The content of this post was originally presented at the Content360 conference, held in Manila, Philippines, on April 27, 2017.
2017 is off with a bang, as far as branded videos go. Jollibee’s three-part series caused not only a “national heartbreak”, but some ridiculous statistics as well. Several industry blog posts, news features, hundreds of observer opinions, and millions of affected people later, the magic of Jollibee’s content finally surface.
A powder keg of a truth.
Like all great stories that scale and spread, Jollibee’s “Kwentong Jollibee” (or “Jollibee Stories”) answers a powerful ‘why’: Why would people care about yet another Valentine’s Day story? Or put another way, why would people care about Jollibee’s definitions of love?
Three videos, twenty-four hours, and a nation in emotional tatters later, we know the answer.
Jollibee made us care about how it defines love by unlocking and telling a powerful, human, and universal truth. And the truth is that love, in all its glory and pain, in all its iterations and spectrum of emotions, deserves to be celebrated.
The storytelling absolutely matters.
None of the love stories in the “Kwentong Jollibee” series were new, in the strictest sense of the word. An unrequited love in “Vow”. A love that never gave up in “Crush”. A tragic, painful, but unending love in “Date”. Three expressions of love we have all felt; powerful, human, and universal.
There is no monopoly in identifying what stories to tell. The only thing that comes close to that is how a story is told. Jollibee set all three Valentine’s Day stories in backdrops that were immediately relevant and relatable to virtually every Filipino viewer.
Familiar situations? Check. Culturally-accurate? Check. Relatable experiences? Check. The power of the videos – why we ended up caring about all three stories – isn’t in what it was telling us (that there are many types of love) but in why we celebrate love in the first place and how to make as many people as possible relate to each story.
There is no mathematical secret to the success of “Kwentong Jollibee”. There is no ‘playbook’ or template. There is no formula where a script could be plugged in and played. There is, however, a secret sauce: a powerful truth told very, very well.
And with “Date” alone breaking the million views threshold in its first sixty minutes, it’s safe to say that Jollibee well and truly broke the Internet with its truth well told.
- Find a powerful, human, and universal truth; and
- Tell it well.
- Jollibee is a Filipino quick-service restaurant (QSR) that has branches all around the world.
- The videos, in order of appearances, were: “Vow”, “Crush”, and “Date”.
- All three videos can be watched at Jollibee’s official Facebook Page.
- Disclaimer: Jollibee is a client of McCann Worldgroup Philippines, the agency I work with.

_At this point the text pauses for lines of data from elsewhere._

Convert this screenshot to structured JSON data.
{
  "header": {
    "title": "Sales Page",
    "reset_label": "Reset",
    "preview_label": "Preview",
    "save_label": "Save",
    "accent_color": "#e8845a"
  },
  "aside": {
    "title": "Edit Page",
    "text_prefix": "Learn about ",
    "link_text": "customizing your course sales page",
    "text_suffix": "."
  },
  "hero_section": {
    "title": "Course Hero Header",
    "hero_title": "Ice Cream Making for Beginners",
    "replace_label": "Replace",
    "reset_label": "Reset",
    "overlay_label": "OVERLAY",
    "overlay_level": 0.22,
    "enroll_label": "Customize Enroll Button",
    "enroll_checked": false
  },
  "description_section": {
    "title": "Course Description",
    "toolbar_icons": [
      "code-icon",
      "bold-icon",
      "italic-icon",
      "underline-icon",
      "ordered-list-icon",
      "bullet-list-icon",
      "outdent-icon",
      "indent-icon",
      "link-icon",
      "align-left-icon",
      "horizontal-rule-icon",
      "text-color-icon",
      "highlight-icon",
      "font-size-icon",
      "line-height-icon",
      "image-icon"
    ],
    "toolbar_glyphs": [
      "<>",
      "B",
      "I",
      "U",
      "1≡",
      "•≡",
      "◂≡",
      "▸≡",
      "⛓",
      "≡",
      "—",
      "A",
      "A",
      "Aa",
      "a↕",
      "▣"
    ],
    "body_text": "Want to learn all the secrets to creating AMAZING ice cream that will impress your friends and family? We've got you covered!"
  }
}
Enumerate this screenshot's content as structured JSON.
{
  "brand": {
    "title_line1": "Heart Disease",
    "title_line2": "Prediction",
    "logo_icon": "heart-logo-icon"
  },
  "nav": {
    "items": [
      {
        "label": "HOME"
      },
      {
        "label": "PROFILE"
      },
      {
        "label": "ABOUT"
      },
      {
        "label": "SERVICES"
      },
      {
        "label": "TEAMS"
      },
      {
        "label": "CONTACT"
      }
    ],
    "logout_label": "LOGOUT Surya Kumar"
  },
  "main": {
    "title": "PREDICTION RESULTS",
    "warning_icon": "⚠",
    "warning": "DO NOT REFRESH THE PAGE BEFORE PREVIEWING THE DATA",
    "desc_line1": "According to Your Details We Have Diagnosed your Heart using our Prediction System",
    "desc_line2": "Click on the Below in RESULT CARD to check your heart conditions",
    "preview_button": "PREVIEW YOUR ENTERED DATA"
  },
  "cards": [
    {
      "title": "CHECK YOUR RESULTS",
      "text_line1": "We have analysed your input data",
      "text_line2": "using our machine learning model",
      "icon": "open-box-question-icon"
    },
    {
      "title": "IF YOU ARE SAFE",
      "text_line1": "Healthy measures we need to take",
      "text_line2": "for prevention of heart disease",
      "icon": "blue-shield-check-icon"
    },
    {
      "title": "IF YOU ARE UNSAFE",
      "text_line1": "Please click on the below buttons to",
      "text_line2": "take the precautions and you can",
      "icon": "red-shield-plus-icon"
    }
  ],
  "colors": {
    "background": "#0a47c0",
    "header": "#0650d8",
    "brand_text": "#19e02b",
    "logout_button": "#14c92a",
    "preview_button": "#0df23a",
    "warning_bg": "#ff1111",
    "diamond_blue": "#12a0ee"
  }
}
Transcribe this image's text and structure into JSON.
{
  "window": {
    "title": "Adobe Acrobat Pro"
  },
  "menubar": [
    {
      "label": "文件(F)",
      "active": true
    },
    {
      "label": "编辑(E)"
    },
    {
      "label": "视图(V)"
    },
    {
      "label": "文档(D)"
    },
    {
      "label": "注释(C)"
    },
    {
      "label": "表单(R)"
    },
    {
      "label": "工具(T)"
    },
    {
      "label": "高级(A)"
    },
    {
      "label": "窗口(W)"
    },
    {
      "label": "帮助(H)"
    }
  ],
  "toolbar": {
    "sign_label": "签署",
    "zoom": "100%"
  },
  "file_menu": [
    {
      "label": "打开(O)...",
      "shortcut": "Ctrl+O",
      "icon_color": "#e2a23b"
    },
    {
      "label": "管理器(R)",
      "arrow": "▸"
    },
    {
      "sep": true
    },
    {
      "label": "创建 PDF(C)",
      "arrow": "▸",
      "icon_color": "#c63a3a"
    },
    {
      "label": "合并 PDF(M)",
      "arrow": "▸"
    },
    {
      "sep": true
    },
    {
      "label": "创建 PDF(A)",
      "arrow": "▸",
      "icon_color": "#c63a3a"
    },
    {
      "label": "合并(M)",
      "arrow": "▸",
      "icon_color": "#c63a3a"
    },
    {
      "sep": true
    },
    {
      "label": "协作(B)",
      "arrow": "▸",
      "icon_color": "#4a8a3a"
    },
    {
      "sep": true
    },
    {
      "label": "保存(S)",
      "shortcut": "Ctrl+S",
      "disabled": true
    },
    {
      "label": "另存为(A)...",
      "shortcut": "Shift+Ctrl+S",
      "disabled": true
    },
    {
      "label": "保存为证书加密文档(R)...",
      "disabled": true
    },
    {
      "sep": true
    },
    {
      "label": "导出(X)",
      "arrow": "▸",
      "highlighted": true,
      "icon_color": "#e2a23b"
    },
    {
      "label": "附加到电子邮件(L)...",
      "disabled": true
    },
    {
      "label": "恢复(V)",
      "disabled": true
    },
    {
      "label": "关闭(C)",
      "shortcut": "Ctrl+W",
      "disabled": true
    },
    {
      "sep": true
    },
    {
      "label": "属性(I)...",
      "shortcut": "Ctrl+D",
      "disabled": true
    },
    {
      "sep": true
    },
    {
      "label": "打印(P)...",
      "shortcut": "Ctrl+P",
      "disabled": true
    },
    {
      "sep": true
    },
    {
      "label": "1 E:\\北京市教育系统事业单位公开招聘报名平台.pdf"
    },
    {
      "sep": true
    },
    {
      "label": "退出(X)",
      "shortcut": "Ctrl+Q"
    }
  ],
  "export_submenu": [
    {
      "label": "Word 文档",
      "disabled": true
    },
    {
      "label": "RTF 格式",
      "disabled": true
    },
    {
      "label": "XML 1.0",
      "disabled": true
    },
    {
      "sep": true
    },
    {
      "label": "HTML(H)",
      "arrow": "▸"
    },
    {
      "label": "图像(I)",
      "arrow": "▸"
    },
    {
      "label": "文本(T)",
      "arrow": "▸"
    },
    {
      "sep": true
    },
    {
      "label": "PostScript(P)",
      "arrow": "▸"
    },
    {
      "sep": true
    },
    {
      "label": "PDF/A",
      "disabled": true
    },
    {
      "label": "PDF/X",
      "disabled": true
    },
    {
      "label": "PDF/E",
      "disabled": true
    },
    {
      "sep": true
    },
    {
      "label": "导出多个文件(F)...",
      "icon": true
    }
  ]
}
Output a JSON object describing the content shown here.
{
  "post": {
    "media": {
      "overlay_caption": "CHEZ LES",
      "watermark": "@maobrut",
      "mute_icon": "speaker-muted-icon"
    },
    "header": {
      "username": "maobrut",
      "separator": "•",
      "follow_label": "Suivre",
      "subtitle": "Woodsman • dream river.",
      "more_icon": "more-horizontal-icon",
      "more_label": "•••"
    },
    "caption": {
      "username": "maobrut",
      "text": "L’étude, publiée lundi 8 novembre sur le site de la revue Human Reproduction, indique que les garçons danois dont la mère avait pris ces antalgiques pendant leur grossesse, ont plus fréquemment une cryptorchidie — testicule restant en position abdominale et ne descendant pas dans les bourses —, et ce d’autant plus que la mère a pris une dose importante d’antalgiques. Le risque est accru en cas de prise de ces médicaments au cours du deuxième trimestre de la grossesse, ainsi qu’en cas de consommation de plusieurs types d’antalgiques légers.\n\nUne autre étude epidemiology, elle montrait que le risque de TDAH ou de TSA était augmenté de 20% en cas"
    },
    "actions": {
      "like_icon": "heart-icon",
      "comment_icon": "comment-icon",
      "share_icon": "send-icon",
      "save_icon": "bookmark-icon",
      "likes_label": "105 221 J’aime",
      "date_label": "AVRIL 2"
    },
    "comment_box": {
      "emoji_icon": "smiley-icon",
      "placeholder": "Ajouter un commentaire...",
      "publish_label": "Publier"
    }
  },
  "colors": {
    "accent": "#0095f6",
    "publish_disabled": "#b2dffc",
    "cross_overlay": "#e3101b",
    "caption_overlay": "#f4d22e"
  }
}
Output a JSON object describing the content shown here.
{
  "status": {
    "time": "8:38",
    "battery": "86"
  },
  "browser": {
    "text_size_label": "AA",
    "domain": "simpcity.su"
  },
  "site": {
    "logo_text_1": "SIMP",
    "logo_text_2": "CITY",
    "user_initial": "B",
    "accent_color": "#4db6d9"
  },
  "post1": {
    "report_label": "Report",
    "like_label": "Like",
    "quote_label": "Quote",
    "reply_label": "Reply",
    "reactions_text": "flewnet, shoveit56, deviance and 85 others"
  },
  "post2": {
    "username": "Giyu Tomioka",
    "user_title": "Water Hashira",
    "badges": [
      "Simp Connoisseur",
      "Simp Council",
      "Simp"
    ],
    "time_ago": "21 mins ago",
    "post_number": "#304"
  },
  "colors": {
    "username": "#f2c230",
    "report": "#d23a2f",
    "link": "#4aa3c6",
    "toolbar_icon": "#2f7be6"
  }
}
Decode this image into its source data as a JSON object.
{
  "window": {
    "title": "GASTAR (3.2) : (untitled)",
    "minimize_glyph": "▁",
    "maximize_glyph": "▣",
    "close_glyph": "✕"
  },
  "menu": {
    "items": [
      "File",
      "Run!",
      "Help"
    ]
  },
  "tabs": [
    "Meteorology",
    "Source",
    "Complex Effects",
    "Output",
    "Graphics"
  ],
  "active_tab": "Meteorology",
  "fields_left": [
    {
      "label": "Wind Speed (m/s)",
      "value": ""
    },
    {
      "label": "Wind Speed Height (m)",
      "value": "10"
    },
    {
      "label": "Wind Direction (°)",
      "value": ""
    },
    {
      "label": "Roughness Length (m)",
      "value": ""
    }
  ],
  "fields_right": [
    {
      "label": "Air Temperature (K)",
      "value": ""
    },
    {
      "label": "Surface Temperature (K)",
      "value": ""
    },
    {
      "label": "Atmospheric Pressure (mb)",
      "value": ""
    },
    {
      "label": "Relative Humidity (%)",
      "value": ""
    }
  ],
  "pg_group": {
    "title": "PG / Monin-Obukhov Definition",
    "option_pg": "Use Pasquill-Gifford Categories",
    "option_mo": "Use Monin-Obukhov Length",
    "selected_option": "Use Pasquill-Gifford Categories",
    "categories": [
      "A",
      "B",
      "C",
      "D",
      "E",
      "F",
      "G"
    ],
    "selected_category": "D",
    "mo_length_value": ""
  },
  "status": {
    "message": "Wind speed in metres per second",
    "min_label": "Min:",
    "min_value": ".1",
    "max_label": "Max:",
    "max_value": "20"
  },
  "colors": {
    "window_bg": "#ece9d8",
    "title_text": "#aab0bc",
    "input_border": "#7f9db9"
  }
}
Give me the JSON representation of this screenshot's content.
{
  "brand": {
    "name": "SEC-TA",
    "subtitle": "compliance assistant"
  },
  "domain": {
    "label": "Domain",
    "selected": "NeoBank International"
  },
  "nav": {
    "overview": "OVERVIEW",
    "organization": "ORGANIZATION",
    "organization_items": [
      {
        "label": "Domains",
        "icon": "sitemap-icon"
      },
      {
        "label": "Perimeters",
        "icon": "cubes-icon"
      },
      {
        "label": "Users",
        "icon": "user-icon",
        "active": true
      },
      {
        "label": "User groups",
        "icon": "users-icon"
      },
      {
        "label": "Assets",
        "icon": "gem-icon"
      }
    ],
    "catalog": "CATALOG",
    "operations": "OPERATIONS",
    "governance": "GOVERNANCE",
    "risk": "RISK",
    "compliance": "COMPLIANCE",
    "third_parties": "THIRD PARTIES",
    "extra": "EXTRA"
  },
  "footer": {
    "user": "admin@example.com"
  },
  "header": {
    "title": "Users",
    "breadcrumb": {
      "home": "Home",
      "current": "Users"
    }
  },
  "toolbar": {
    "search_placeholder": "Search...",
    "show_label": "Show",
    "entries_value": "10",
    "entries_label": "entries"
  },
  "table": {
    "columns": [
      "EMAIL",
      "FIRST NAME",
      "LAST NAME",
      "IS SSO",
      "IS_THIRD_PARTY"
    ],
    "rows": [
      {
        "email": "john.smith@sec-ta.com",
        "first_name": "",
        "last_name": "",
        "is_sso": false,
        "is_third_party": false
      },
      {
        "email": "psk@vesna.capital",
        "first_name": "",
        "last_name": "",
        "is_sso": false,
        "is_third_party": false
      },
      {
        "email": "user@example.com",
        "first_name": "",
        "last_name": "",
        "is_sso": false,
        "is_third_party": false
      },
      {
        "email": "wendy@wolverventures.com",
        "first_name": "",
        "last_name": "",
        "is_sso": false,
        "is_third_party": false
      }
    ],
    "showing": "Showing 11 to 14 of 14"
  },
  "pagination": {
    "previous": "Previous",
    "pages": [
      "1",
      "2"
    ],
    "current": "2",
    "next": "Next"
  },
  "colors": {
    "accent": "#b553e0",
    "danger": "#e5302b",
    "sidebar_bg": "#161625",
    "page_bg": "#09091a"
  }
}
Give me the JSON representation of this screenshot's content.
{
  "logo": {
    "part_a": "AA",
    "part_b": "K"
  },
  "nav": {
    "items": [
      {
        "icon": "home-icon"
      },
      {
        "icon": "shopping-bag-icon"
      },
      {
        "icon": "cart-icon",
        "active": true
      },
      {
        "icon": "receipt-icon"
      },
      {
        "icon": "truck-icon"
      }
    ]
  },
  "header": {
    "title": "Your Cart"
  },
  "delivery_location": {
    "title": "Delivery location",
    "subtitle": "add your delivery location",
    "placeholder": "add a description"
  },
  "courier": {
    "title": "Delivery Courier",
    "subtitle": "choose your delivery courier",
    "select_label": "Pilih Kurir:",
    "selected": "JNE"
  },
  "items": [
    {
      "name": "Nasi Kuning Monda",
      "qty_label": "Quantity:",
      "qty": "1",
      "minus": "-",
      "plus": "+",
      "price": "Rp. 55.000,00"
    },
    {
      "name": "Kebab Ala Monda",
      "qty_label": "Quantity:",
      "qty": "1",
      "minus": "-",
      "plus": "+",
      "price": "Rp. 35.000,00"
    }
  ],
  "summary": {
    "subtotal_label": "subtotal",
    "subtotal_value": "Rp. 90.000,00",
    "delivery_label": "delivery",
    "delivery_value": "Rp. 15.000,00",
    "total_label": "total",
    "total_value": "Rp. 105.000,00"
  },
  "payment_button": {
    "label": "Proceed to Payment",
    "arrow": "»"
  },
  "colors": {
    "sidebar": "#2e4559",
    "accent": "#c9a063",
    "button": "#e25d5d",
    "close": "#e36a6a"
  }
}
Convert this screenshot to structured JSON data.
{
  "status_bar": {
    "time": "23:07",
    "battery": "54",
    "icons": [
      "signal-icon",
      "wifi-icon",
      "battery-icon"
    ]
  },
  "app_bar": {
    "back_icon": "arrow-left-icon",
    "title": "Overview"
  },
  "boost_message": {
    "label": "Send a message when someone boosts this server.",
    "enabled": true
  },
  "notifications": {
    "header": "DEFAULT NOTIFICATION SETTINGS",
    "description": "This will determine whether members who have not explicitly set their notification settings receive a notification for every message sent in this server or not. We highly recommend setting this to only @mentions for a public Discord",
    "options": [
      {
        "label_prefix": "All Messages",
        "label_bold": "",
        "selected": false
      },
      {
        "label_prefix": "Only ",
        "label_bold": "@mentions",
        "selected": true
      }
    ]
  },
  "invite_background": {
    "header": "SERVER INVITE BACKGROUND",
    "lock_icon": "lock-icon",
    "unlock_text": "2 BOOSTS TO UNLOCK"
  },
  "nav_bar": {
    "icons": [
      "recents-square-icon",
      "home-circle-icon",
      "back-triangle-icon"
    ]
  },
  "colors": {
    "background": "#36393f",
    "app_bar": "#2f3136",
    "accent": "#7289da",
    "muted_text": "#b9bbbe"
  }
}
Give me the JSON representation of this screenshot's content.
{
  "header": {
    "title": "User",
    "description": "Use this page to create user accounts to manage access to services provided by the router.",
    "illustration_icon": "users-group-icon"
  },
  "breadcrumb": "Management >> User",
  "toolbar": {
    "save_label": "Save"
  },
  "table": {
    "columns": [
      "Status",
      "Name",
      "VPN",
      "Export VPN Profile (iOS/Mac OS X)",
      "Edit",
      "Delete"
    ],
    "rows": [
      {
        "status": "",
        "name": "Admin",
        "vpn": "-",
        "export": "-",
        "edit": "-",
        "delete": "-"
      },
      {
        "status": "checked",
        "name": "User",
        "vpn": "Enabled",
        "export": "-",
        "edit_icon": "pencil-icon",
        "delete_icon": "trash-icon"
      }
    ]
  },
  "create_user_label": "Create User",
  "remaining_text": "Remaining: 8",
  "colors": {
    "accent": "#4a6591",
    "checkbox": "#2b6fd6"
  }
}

I spent the past couple of weeks working on “niche brands”, and it had me thinking: why do some niche players do well (i.e. growth and profit) and why do some end up dead in the water? The more I thought about it, the more a hiking outfitter I am a patron of came to my mind. Continue reading →